Your assignment
Search the listing for the word "screenshot" and copy every line where it turns up.

Information provided
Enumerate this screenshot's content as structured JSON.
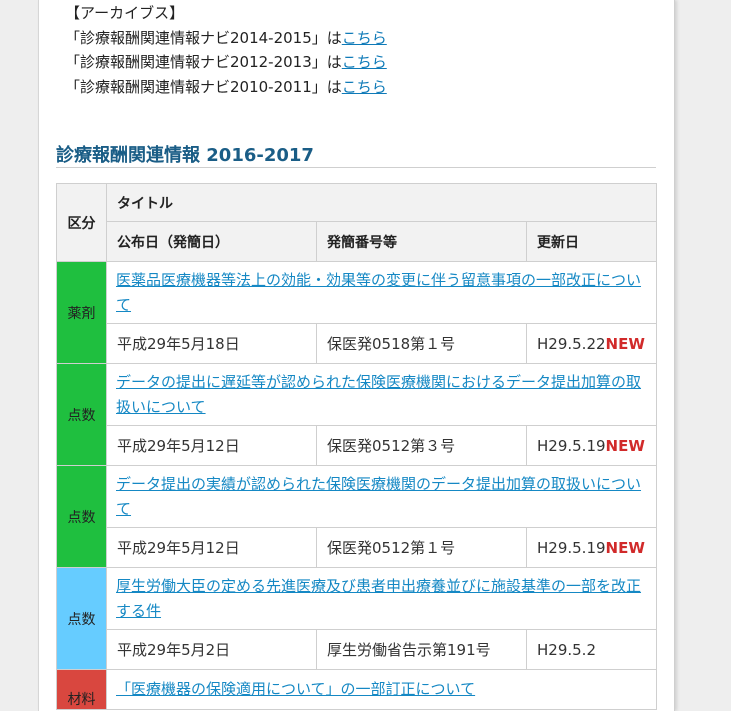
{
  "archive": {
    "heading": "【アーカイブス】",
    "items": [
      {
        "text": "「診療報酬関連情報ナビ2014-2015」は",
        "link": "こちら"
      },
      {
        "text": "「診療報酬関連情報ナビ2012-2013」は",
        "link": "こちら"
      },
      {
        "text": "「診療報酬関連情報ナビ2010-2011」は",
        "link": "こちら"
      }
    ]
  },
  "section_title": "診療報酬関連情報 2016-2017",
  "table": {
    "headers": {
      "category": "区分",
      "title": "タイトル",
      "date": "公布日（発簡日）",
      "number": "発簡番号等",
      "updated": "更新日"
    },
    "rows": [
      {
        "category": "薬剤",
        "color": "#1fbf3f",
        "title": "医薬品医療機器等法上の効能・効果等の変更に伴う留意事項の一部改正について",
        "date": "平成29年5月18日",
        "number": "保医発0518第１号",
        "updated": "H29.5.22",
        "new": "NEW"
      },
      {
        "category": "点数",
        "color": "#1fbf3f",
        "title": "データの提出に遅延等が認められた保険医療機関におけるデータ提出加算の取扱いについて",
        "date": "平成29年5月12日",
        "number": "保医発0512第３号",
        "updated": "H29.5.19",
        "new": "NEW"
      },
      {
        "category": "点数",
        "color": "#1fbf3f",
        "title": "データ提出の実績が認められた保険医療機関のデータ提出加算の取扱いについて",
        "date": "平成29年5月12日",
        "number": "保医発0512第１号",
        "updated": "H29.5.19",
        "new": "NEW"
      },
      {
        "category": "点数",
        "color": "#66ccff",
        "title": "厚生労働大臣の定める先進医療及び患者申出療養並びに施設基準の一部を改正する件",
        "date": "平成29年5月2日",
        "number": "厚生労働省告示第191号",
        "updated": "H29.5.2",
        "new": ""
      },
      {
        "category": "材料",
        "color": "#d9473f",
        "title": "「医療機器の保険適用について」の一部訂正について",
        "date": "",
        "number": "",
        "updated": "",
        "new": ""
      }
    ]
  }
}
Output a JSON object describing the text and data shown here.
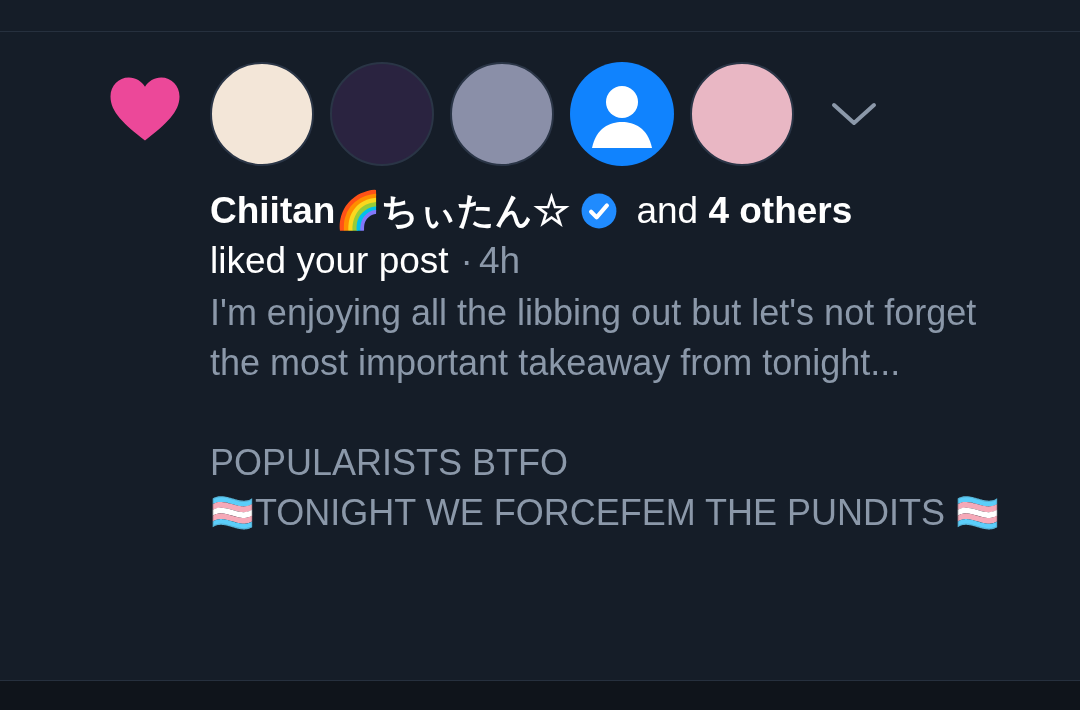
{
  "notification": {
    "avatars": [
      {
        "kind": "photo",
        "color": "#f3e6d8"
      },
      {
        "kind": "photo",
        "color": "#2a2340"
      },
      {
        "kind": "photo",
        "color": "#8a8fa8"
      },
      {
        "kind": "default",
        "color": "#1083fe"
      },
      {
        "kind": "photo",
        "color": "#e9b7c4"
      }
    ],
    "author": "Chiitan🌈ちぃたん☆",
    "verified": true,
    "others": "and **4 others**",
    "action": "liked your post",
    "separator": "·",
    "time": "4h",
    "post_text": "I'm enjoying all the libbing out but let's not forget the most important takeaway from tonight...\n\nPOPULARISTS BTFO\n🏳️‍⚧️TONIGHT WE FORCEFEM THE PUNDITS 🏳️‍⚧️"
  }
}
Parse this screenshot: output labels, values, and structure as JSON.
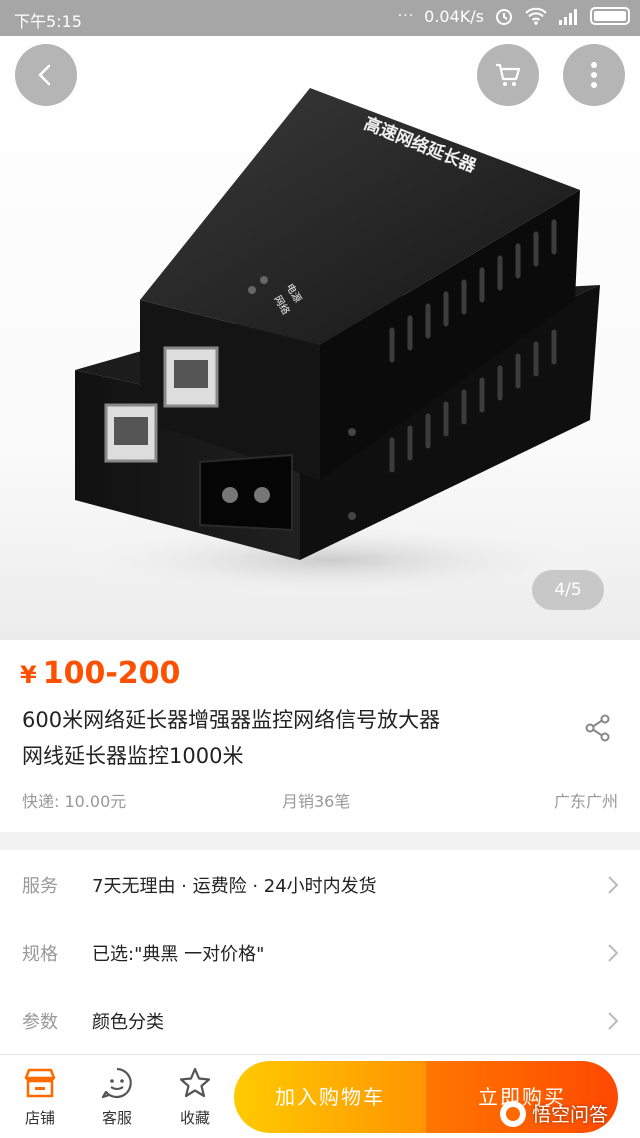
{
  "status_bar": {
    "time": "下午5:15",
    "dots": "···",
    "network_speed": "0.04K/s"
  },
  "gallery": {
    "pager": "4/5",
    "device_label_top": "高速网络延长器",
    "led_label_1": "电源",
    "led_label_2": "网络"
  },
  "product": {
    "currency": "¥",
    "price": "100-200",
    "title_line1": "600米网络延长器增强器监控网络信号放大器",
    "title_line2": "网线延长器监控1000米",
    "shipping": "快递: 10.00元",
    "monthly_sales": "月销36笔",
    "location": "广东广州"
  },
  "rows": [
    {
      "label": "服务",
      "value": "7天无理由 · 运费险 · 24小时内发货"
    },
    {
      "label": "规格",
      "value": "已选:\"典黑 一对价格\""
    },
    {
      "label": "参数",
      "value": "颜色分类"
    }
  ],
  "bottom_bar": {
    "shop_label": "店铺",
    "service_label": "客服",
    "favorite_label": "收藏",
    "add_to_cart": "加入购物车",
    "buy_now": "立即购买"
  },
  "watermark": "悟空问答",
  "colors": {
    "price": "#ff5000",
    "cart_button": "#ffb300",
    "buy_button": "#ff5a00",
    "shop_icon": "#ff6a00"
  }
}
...
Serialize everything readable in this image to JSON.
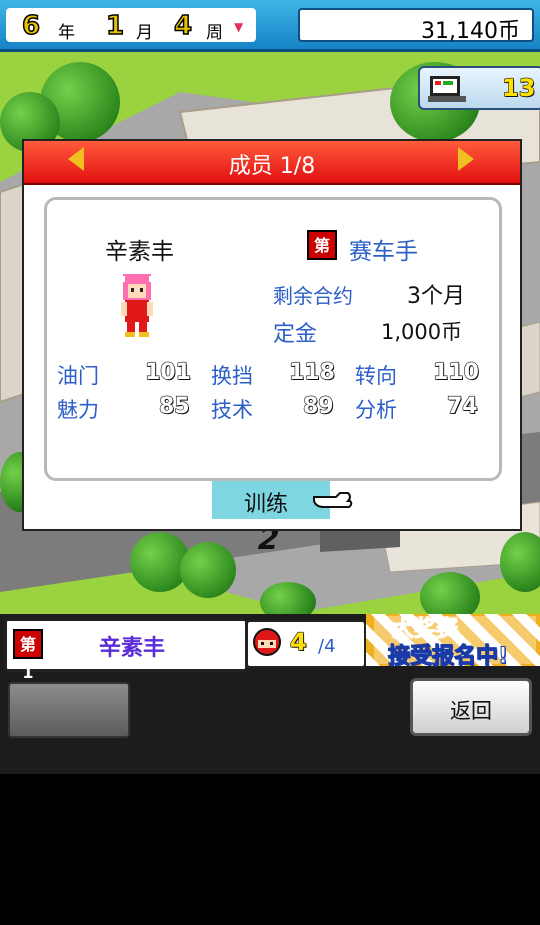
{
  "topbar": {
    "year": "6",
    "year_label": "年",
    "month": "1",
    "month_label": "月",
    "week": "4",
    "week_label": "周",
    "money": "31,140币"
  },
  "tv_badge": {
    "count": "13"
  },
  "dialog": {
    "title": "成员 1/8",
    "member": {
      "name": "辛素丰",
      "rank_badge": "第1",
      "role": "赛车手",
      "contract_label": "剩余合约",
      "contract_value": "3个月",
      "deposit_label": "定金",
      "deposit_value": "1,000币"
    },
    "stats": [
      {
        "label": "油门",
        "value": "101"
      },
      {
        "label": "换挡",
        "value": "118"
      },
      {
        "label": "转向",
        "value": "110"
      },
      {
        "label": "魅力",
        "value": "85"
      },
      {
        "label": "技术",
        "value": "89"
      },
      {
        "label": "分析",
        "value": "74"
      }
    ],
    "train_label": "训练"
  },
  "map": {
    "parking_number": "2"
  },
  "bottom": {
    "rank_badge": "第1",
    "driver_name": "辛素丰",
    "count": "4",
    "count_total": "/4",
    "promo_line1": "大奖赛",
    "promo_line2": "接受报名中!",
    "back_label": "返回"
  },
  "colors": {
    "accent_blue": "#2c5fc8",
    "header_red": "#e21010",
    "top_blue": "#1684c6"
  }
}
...
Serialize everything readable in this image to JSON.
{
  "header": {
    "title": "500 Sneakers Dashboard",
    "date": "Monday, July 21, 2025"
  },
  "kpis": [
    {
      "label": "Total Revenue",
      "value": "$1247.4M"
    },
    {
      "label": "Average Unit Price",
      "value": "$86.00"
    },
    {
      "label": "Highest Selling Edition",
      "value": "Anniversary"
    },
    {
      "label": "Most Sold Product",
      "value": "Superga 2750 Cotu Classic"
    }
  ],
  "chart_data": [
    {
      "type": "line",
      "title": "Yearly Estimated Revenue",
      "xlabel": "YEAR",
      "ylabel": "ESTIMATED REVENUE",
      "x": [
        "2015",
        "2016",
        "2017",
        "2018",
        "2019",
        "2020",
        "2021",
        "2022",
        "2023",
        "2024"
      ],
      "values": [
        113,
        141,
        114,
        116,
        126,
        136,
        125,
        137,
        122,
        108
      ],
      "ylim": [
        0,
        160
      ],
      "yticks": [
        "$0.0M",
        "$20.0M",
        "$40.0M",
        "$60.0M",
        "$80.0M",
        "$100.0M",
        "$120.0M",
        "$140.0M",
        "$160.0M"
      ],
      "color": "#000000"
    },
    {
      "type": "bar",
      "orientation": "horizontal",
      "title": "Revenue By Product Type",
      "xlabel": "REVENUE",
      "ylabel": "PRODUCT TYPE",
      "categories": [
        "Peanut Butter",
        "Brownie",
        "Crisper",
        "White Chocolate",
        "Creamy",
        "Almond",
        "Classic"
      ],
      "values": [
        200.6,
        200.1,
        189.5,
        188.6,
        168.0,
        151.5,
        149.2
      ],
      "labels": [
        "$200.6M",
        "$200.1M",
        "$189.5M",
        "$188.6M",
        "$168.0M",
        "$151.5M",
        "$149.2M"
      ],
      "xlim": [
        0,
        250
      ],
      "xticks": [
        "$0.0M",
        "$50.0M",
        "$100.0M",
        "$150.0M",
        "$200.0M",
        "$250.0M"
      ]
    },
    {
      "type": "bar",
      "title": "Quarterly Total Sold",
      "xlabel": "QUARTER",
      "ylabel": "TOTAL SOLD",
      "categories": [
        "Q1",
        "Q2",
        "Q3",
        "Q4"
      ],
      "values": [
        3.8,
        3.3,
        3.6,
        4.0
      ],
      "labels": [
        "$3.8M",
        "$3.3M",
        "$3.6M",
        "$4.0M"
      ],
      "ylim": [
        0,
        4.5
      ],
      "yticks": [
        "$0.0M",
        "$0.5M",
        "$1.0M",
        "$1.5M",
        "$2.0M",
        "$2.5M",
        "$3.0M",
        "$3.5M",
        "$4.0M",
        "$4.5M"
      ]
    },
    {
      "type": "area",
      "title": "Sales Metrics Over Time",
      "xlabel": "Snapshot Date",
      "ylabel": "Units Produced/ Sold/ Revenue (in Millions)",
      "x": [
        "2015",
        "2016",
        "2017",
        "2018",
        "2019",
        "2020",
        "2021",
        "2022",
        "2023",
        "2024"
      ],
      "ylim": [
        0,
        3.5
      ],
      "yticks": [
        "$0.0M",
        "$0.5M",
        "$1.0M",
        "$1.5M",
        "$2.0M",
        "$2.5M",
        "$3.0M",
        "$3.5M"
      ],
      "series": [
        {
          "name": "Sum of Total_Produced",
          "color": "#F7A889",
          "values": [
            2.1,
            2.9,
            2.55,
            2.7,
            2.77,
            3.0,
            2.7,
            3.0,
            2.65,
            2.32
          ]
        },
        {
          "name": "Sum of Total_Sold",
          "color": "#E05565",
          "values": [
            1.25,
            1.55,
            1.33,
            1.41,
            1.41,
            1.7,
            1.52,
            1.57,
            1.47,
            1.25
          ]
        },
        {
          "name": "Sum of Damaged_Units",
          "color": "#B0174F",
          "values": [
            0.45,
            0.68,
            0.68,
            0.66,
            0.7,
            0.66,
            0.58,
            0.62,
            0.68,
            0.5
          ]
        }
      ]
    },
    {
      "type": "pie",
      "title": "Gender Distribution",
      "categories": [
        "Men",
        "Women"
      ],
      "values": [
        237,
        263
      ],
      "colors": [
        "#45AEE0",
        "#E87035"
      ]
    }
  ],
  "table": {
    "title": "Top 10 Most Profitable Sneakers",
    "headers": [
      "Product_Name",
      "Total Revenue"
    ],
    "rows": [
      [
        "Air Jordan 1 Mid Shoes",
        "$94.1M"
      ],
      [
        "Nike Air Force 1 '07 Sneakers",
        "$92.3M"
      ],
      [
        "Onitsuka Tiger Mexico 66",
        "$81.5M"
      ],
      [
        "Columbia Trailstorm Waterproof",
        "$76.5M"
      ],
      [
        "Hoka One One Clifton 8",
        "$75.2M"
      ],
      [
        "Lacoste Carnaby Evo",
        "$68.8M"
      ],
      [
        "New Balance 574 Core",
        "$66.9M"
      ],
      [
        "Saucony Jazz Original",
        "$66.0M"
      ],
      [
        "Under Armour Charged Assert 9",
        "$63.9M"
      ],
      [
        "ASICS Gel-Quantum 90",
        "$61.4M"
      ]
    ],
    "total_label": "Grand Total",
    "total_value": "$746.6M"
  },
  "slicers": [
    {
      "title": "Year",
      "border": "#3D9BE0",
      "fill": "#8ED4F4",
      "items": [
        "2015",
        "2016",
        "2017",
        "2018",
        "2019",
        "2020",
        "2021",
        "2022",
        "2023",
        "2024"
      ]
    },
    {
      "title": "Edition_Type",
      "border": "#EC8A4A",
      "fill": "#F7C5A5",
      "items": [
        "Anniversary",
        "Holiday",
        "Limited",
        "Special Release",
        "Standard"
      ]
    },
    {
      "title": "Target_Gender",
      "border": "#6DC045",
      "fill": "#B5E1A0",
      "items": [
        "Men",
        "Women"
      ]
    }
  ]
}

Written answer
Enumerate this screenshot's content as structured JSON.
Parse this screenshot: output labels, values, and structure as JSON.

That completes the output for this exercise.